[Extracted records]
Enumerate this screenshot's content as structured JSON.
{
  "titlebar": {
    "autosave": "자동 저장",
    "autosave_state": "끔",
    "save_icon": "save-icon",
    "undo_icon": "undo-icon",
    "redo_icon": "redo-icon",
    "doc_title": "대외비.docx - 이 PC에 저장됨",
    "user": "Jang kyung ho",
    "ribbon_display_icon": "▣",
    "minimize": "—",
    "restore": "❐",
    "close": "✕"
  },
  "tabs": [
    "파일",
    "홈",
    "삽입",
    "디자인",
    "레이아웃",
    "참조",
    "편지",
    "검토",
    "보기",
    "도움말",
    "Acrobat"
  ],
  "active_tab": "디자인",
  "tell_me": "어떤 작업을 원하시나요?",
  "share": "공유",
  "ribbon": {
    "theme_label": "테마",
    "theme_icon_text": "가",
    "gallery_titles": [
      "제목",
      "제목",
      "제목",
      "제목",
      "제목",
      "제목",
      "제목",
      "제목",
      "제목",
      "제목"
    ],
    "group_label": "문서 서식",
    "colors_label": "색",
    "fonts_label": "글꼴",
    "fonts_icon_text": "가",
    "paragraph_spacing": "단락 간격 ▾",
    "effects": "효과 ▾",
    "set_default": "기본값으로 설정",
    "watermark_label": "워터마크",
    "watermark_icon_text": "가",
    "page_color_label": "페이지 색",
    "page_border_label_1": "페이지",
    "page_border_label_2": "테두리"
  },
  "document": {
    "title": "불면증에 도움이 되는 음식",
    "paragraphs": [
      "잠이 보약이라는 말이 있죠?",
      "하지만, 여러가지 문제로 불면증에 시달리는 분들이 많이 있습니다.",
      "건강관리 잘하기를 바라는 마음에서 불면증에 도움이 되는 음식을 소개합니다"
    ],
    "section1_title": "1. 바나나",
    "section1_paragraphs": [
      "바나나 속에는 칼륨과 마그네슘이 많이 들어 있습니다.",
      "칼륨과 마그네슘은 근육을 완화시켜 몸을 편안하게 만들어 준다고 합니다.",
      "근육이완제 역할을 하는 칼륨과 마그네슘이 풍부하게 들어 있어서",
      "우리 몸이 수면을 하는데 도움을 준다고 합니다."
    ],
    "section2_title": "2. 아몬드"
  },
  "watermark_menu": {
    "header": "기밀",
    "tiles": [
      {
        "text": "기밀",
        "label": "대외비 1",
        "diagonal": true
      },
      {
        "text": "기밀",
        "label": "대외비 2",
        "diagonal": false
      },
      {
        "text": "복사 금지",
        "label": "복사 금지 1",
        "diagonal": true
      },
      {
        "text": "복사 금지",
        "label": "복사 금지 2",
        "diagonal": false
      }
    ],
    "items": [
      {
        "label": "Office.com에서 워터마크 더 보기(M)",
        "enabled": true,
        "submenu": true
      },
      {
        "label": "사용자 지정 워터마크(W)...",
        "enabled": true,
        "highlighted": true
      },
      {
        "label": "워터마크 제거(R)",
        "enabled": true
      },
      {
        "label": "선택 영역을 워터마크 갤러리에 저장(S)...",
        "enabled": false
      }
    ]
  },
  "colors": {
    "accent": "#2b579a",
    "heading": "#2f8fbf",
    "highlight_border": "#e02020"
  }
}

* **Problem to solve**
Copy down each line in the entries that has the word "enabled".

* **Exercise result**
        "enabled": true,
        "enabled": true,
        "enabled": true
        "enabled": false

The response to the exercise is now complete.